**Task item**
Print the records exactly as written, and let no picture into the answer.

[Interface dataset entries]
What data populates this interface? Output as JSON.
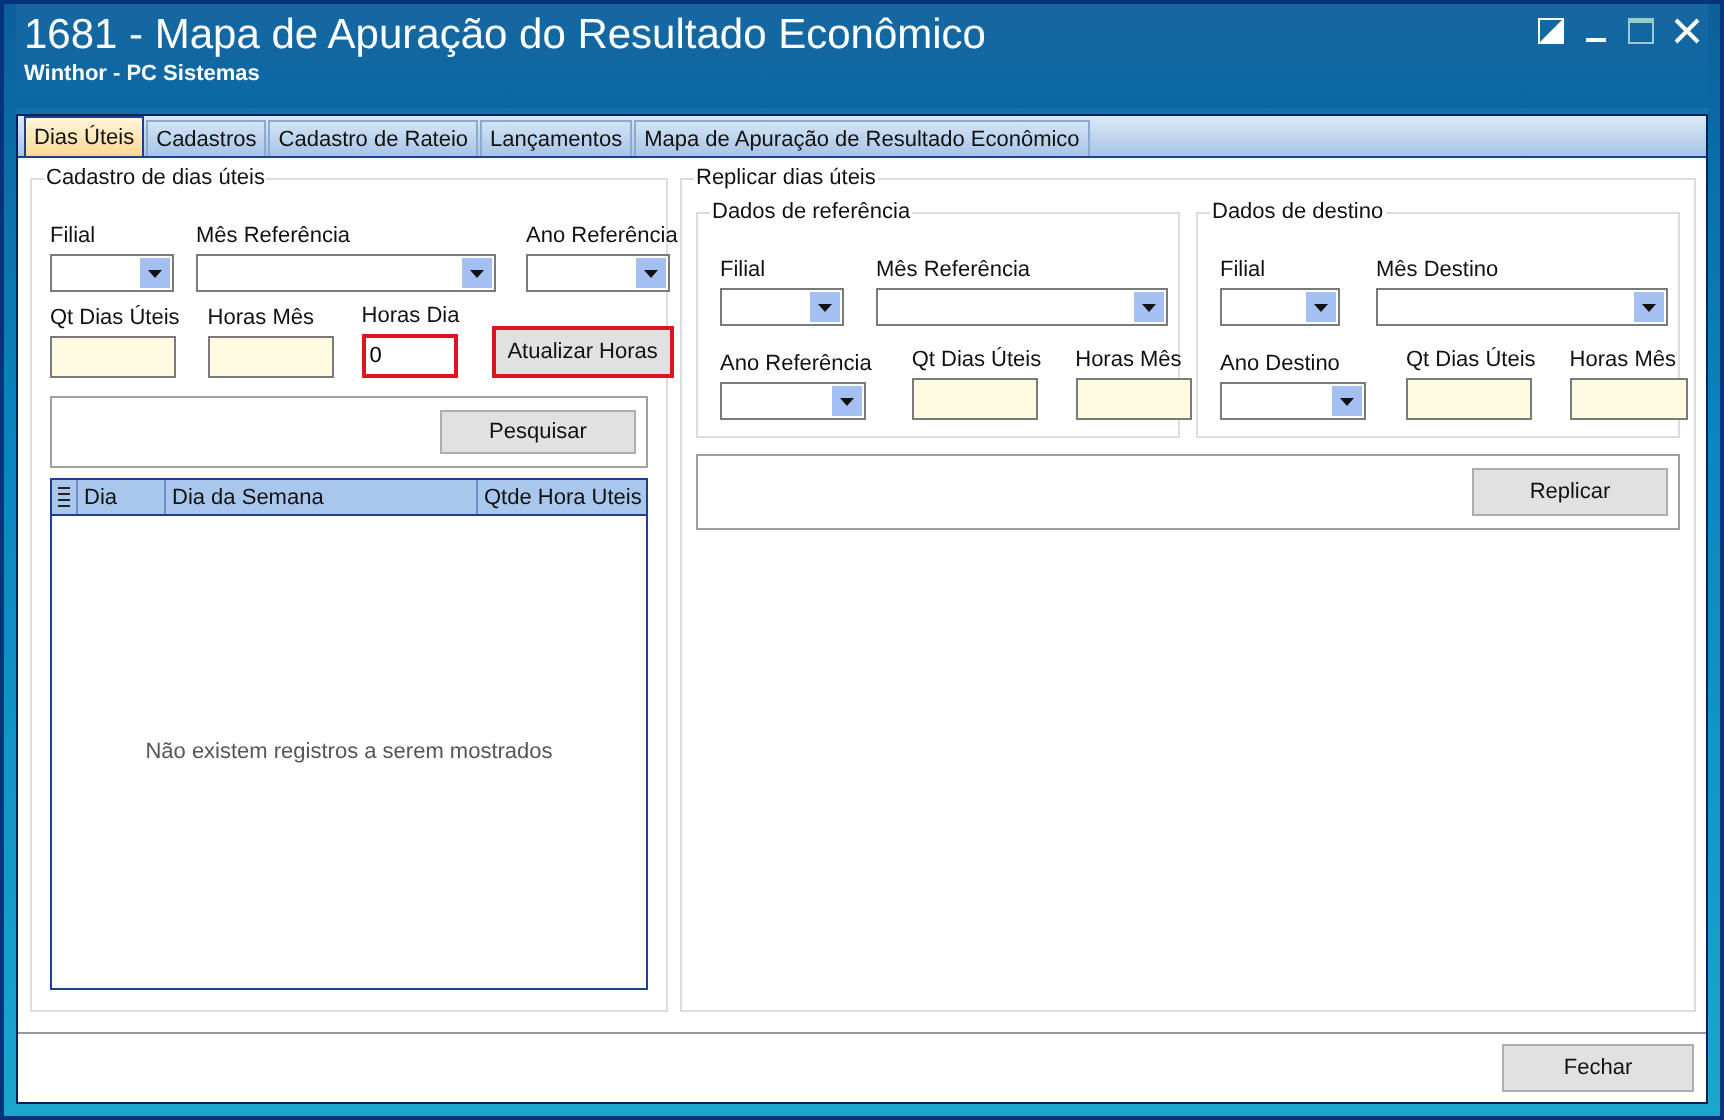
{
  "window": {
    "title": "1681 - Mapa de Apuração do Resultado Econômico",
    "subtitle": "Winthor - PC Sistemas"
  },
  "tabs": [
    {
      "label": "Dias Úteis",
      "selected": true
    },
    {
      "label": "Cadastros",
      "selected": false
    },
    {
      "label": "Cadastro de Rateio",
      "selected": false
    },
    {
      "label": "Lançamentos",
      "selected": false
    },
    {
      "label": "Mapa de Apuração de Resultado Econômico",
      "selected": false
    }
  ],
  "left_panel": {
    "title": "Cadastro de dias úteis",
    "rows": [
      [
        {
          "label": "Filial",
          "kind": "combo",
          "highlighted": false
        },
        {
          "label": "Mês Referência",
          "kind": "combo",
          "highlighted": false
        },
        {
          "label": "Ano Referência",
          "kind": "combo",
          "highlighted": false
        }
      ],
      [
        {
          "label": "Qt Dias Úteis",
          "kind": "readonly",
          "highlighted": false
        },
        {
          "label": "Horas Mês",
          "kind": "readonly",
          "highlighted": false
        },
        {
          "label": "Horas Dia",
          "kind": "input",
          "value": "0",
          "highlighted": true
        }
      ]
    ],
    "update_button": {
      "label": "Atualizar Horas",
      "highlighted": true
    },
    "search_button": {
      "label": "Pesquisar"
    },
    "table": {
      "columns": [
        "Dia",
        "Dia da Semana",
        "Qtde Hora Uteis"
      ],
      "empty_message": "Não existem registros a serem mostrados"
    }
  },
  "right_panel": {
    "title": "Replicar dias úteis",
    "groups": [
      {
        "title": "Dados de referência",
        "rows": [
          [
            {
              "label": "Filial",
              "kind": "combo"
            },
            {
              "label": "Mês Referência",
              "kind": "combo"
            }
          ],
          [
            {
              "label": "Ano Referência",
              "kind": "combo"
            },
            {
              "label": "Qt Dias Úteis",
              "kind": "readonly"
            },
            {
              "label": "Horas Mês",
              "kind": "readonly"
            }
          ]
        ]
      },
      {
        "title": "Dados de destino",
        "rows": [
          [
            {
              "label": "Filial",
              "kind": "combo"
            },
            {
              "label": "Mês Destino",
              "kind": "combo"
            }
          ],
          [
            {
              "label": "Ano Destino",
              "kind": "combo"
            },
            {
              "label": "Qt Dias Úteis",
              "kind": "readonly"
            },
            {
              "label": "Horas Mês",
              "kind": "readonly"
            }
          ]
        ]
      }
    ],
    "replicate_button": {
      "label": "Replicar"
    }
  },
  "footer": {
    "close_button": {
      "label": "Fechar"
    }
  }
}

**Exercise solution**
What data populates this interface? Output as JSON.
{
  "window": {
    "title": "1681 - Mapa de Apuração do Resultado Econômico",
    "subtitle": "Winthor - PC Sistemas"
  },
  "tabs": [
    {
      "label": "Dias Úteis",
      "selected": true
    },
    {
      "label": "Cadastros",
      "selected": false
    },
    {
      "label": "Cadastro de Rateio",
      "selected": false
    },
    {
      "label": "Lançamentos",
      "selected": false
    },
    {
      "label": "Mapa de Apuração de Resultado Econômico",
      "selected": false
    }
  ],
  "left_panel": {
    "title": "Cadastro de dias úteis",
    "rows": [
      [
        {
          "label": "Filial",
          "kind": "combo",
          "highlighted": false
        },
        {
          "label": "Mês Referência",
          "kind": "combo",
          "highlighted": false
        },
        {
          "label": "Ano Referência",
          "kind": "combo",
          "highlighted": false
        }
      ],
      [
        {
          "label": "Qt Dias Úteis",
          "kind": "readonly",
          "highlighted": false
        },
        {
          "label": "Horas Mês",
          "kind": "readonly",
          "highlighted": false
        },
        {
          "label": "Horas Dia",
          "kind": "input",
          "value": "0",
          "highlighted": true
        }
      ]
    ],
    "update_button": {
      "label": "Atualizar Horas",
      "highlighted": true
    },
    "search_button": {
      "label": "Pesquisar"
    },
    "table": {
      "columns": [
        "Dia",
        "Dia da Semana",
        "Qtde Hora Uteis"
      ],
      "empty_message": "Não existem registros a serem mostrados"
    }
  },
  "right_panel": {
    "title": "Replicar dias úteis",
    "groups": [
      {
        "title": "Dados de referência",
        "rows": [
          [
            {
              "label": "Filial",
              "kind": "combo"
            },
            {
              "label": "Mês Referência",
              "kind": "combo"
            }
          ],
          [
            {
              "label": "Ano Referência",
              "kind": "combo"
            },
            {
              "label": "Qt Dias Úteis",
              "kind": "readonly"
            },
            {
              "label": "Horas Mês",
              "kind": "readonly"
            }
          ]
        ]
      },
      {
        "title": "Dados de destino",
        "rows": [
          [
            {
              "label": "Filial",
              "kind": "combo"
            },
            {
              "label": "Mês Destino",
              "kind": "combo"
            }
          ],
          [
            {
              "label": "Ano Destino",
              "kind": "combo"
            },
            {
              "label": "Qt Dias Úteis",
              "kind": "readonly"
            },
            {
              "label": "Horas Mês",
              "kind": "readonly"
            }
          ]
        ]
      }
    ],
    "replicate_button": {
      "label": "Replicar"
    }
  },
  "footer": {
    "close_button": {
      "label": "Fechar"
    }
  }
}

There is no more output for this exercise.